(PROVIDED RECORDS):

BEGIN

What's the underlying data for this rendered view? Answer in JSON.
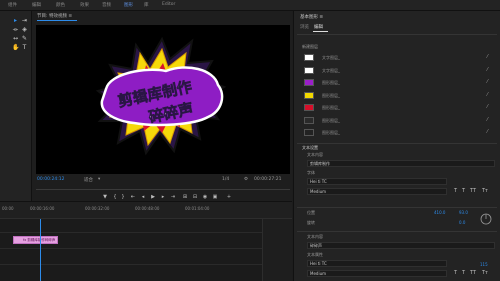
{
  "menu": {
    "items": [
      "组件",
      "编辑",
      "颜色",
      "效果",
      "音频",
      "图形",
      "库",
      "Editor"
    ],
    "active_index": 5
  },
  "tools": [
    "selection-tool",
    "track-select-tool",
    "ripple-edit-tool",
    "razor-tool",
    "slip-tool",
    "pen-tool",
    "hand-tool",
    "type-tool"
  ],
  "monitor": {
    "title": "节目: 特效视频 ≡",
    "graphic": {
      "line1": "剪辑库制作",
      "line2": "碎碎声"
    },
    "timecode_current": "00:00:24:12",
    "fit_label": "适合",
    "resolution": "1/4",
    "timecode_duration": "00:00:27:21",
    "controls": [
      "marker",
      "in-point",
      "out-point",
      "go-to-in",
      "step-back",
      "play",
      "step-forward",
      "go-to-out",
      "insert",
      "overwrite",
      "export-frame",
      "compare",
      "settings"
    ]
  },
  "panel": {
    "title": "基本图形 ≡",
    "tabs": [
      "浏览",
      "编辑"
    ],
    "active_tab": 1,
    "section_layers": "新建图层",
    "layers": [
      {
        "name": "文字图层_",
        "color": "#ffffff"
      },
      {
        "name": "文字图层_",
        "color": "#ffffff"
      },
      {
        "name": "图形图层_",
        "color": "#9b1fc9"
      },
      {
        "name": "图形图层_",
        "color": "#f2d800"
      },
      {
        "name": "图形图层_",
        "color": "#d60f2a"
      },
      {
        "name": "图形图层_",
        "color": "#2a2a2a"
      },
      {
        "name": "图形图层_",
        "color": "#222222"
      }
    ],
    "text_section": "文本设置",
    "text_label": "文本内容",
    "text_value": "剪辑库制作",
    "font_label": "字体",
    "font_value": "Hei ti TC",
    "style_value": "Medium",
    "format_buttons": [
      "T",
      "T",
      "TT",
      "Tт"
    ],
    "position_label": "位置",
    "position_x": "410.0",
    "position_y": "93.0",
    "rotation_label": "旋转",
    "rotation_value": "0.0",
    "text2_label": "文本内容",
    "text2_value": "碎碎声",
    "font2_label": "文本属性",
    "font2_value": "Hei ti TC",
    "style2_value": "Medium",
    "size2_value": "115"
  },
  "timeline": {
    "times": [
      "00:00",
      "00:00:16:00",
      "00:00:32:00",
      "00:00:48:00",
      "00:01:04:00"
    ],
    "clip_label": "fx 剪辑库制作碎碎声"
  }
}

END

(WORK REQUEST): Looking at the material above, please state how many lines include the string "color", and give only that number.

(RESPONSE TO THIS TASK): 7